Specificity is the ability of a test to correctly identify a negative case. For example, if 100 innocent people are accused of murder in a year and 95 go free, the justice system has a specificity (with respect to homocide) of 95%. This also means that 5% of innocent people accused of murder are convicted.

I borrowed this chart from Wikipedia:

Actual State of Guilt
Guilty Not Guilty
Verdict Guilty True Positive = 95 False Positive = 5

(type I error)

sensitivity

= TP / (TP + FP)
= 95 / (95 + 5)
= 95 / 100 ≡ 95%

Not Guilty False Negative =5

(type II error)

True Negative = 95 = TN / (TN + FN)
= 5 / (5 + 95)
= 5 / 100 ≡ 5%
specificity

= TP / (TP + FN)
= 95 / (95 + 5)
= 95 / 100 ≡ 95%

= TN / (FP + TN)
= 5 / (5 + 95)
= 5 / 100 ≡ 5%

Even in science it is nearly impossible to establish a test with 100% specificity and 100% negativity. The better you get at sending all guilty people to jail – approaching a sensitivity of 100% – the more likely you are to imprison an innocent person – specificity falls. The same is true vice versa. If you want to ensure an innocent person never goes to jail, you have to accept that some guilty people will slip throught the cracks.
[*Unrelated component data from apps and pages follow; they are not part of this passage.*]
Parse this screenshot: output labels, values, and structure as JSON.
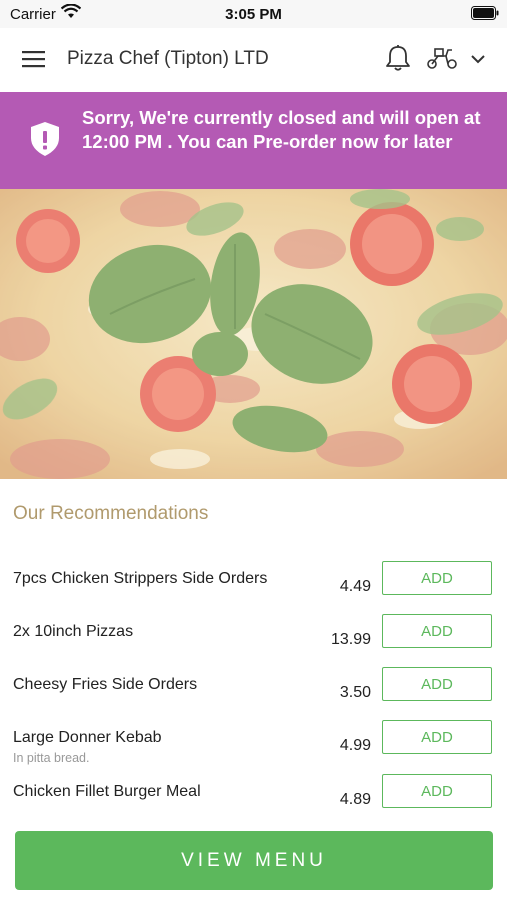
{
  "status_bar": {
    "carrier": "Carrier",
    "time": "3:05 PM"
  },
  "header": {
    "restaurant_name": "Pizza Chef (Tipton) LTD",
    "icons": [
      "menu-icon",
      "bell-icon",
      "scooter-icon",
      "chevron-down-icon"
    ]
  },
  "banner": {
    "message": "Sorry, We're currently closed and will open at 12:00 PM . You can Pre-order now for later",
    "icon": "shield-alert-icon",
    "color": "#b45ab4"
  },
  "hero": {
    "image": "pizza-photo"
  },
  "recommendations": {
    "title": "Our Recommendations",
    "add_label": "ADD",
    "items": [
      {
        "name": "7pcs Chicken Strippers Side Orders",
        "description": "",
        "price": "4.49"
      },
      {
        "name": "2x 10inch Pizzas",
        "description": "",
        "price": "13.99"
      },
      {
        "name": "Cheesy Fries Side Orders",
        "description": "",
        "price": "3.50"
      },
      {
        "name": "Large Donner Kebab",
        "description": "In pitta bread.",
        "price": "4.99"
      },
      {
        "name": "Chicken Fillet Burger Meal",
        "description": "",
        "price": "4.89"
      }
    ]
  },
  "footer": {
    "view_menu_label": "VIEW MENU",
    "accent_color": "#5cb85c"
  }
}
It’s been a while since I needed you use sensitivity and specificity, so I’ve almost certainly made a mistake in the numbers (maybe even the definitions) but the principle remains. Would you rather see all guilty people punished or all innocent people unpunished? We can’t have it both ways.